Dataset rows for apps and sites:

========================================================================

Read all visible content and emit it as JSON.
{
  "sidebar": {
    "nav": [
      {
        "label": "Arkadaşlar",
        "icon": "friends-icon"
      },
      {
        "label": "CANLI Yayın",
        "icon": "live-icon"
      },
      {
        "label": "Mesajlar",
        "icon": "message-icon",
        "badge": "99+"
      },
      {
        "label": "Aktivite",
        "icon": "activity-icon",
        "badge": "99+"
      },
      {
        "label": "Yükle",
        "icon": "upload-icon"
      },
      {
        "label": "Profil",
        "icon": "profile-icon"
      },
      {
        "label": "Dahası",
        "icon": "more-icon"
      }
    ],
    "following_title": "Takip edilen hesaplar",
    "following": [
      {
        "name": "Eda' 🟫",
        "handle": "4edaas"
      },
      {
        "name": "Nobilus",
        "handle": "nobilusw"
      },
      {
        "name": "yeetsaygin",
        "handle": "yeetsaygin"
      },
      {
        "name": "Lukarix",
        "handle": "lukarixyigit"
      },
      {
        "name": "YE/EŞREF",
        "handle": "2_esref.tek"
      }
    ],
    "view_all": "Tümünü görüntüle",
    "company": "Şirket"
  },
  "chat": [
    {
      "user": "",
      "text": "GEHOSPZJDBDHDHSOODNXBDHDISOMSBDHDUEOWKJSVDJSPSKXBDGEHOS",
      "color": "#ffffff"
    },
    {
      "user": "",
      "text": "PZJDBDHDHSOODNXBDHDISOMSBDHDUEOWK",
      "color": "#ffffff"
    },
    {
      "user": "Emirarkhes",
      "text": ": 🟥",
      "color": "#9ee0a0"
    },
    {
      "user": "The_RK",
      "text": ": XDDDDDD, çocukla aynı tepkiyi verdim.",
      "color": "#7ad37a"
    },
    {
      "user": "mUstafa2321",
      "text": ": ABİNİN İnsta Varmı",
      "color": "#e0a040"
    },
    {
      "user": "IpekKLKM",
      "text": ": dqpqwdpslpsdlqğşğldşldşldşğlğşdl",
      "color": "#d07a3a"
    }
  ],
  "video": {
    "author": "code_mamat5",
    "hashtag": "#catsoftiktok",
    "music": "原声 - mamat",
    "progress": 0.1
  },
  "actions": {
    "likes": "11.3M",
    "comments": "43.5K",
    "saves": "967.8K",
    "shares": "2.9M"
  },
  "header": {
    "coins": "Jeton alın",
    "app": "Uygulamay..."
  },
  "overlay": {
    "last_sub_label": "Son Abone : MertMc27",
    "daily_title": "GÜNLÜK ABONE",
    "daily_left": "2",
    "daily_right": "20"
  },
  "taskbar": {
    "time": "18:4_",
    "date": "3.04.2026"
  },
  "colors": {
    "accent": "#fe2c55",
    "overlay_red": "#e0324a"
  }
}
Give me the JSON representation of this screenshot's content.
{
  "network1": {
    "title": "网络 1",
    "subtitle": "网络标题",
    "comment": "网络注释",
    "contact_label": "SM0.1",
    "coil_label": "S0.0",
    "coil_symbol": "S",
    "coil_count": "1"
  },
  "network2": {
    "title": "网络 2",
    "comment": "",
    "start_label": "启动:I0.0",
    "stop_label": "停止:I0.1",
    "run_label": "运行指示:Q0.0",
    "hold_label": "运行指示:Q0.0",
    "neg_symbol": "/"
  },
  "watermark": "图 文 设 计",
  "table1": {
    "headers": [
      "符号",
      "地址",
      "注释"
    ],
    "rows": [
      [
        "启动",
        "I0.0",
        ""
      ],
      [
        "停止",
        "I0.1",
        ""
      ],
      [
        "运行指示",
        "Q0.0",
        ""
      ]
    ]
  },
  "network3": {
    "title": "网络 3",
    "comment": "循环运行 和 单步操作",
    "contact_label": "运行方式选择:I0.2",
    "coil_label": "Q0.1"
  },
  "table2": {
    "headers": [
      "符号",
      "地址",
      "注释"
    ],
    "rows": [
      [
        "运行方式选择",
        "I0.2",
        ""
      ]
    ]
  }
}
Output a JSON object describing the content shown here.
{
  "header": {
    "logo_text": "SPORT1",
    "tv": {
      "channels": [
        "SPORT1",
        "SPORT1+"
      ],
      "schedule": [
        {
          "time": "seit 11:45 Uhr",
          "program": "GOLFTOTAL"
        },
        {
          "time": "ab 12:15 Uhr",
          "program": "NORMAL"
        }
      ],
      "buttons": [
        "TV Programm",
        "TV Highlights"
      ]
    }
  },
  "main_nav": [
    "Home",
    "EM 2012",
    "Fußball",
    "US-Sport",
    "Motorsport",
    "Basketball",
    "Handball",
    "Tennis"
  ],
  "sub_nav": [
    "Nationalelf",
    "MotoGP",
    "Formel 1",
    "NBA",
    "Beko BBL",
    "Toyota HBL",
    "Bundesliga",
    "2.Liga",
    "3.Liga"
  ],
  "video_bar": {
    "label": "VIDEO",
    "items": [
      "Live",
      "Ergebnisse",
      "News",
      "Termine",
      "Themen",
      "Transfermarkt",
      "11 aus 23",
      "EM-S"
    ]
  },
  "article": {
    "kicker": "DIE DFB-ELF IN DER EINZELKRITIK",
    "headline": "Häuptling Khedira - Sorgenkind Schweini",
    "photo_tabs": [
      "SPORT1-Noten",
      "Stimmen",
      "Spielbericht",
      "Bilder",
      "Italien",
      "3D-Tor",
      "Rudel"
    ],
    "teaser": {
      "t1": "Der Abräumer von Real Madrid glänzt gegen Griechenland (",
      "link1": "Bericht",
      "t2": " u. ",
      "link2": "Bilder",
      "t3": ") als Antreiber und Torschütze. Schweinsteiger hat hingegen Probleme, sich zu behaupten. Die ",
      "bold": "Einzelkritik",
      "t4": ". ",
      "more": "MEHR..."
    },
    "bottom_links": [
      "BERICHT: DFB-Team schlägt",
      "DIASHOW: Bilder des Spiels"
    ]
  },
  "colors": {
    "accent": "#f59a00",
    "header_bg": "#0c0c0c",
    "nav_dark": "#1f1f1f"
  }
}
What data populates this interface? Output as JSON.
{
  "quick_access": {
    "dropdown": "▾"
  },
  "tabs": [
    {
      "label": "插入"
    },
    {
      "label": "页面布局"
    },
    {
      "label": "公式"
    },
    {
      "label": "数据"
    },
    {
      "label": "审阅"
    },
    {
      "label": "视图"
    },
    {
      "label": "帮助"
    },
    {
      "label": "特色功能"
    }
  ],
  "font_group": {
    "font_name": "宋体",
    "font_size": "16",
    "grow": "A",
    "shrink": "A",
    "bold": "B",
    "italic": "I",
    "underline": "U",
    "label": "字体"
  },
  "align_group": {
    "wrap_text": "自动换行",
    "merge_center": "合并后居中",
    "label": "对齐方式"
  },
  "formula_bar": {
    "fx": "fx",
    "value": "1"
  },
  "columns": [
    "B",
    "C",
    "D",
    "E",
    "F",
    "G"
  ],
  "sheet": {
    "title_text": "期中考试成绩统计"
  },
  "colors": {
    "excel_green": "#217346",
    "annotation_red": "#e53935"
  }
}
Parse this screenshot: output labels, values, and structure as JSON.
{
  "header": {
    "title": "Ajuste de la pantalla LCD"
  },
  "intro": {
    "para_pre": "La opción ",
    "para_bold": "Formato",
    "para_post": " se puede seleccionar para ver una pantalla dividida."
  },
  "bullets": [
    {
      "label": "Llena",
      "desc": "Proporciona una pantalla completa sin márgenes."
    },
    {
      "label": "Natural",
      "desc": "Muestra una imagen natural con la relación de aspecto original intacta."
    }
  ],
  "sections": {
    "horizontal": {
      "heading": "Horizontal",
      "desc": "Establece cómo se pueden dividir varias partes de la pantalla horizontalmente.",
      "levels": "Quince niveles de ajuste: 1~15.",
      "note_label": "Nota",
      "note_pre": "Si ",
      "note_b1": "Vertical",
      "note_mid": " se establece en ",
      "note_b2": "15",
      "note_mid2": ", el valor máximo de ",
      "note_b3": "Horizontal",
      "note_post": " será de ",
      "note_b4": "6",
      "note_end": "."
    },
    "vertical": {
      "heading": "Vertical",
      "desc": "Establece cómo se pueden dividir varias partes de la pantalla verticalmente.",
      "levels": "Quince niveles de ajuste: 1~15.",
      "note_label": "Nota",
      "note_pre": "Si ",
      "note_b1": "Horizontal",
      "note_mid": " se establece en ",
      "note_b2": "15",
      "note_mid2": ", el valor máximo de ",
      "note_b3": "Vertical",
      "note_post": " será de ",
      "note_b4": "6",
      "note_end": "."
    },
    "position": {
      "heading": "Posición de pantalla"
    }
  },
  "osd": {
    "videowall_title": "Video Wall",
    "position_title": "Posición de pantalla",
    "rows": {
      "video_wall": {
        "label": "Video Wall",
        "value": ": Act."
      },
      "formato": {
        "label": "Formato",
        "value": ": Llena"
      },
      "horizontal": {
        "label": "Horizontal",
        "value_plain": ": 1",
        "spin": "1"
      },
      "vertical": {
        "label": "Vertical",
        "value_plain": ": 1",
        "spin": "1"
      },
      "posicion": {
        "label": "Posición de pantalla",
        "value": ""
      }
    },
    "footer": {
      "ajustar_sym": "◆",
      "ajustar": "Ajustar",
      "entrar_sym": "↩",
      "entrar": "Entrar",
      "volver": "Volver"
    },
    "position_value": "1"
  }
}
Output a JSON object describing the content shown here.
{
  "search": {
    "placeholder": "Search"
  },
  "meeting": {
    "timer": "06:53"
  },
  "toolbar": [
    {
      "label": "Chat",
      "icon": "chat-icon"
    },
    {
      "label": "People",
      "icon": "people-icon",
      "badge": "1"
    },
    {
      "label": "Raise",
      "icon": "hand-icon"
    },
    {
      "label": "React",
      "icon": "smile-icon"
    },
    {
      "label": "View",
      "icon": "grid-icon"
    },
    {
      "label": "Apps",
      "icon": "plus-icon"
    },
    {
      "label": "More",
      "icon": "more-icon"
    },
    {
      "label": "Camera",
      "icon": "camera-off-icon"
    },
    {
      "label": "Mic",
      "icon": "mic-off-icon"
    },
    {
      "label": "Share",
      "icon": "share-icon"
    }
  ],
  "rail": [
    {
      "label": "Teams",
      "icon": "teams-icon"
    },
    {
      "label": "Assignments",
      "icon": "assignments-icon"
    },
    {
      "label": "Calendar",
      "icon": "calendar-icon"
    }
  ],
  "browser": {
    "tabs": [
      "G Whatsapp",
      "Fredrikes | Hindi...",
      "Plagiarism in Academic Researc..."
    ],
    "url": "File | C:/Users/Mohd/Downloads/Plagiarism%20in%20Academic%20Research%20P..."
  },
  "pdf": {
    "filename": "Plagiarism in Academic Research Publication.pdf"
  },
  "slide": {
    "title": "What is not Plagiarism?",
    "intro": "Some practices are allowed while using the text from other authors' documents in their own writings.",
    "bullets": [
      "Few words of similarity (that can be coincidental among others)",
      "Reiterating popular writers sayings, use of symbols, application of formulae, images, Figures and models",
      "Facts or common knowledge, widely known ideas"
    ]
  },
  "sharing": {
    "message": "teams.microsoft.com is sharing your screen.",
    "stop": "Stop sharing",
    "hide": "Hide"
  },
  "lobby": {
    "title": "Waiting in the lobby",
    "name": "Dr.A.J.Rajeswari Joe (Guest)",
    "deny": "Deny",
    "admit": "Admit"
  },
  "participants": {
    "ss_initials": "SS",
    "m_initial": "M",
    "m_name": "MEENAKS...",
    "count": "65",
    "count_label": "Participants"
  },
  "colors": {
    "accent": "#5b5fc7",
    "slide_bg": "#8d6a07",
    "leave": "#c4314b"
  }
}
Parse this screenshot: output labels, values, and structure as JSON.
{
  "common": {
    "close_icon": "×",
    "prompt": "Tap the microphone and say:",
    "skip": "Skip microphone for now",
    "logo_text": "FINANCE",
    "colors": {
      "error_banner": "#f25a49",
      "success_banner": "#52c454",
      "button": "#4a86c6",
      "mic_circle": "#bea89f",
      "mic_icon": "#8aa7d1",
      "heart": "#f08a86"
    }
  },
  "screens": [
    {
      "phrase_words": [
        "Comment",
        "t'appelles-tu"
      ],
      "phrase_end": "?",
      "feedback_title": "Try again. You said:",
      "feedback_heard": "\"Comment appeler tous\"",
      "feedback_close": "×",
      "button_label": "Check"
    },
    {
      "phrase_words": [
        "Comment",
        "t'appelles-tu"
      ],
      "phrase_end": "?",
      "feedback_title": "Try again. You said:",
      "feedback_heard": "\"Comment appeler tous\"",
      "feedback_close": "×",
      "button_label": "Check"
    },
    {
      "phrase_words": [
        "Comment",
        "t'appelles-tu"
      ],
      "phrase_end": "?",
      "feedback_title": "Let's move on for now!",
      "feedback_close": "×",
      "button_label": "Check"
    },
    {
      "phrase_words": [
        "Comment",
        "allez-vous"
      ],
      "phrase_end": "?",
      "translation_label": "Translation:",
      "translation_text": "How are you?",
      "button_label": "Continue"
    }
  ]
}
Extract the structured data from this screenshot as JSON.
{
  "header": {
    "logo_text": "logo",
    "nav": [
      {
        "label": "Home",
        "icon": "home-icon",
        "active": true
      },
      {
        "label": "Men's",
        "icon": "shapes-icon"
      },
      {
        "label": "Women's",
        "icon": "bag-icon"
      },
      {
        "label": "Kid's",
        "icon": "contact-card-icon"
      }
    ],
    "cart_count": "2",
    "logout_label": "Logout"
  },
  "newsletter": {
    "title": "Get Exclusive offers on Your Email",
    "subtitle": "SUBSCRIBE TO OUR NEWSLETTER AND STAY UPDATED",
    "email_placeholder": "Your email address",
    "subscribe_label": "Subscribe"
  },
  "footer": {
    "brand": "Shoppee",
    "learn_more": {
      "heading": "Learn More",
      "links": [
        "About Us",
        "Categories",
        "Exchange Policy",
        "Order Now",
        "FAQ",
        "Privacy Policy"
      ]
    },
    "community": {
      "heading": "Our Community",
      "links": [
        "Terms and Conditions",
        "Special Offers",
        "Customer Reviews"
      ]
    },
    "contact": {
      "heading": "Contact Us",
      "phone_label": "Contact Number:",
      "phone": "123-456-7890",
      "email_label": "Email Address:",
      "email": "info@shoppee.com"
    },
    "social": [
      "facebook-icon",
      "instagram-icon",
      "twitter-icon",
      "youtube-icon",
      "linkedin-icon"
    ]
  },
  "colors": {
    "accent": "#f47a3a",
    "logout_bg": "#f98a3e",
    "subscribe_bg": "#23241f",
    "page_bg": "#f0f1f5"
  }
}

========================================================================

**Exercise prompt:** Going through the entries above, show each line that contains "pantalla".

**Solution below:**
    "title": "Ajuste de la pantalla LCD"
    "para_post": " se puede seleccionar para ver una pantalla dividida."
      "desc": "Proporciona una pantalla completa sin márgenes."
      "desc": "Establece cómo se pueden dividir varias partes de la pantalla horizontalmente.",
      "desc": "Establece cómo se pueden dividir varias partes de la pantalla verticalmente.",
      "heading": "Posición de pantalla"
    "position_title": "Posición de pantalla",
        "label": "Posición de pantalla",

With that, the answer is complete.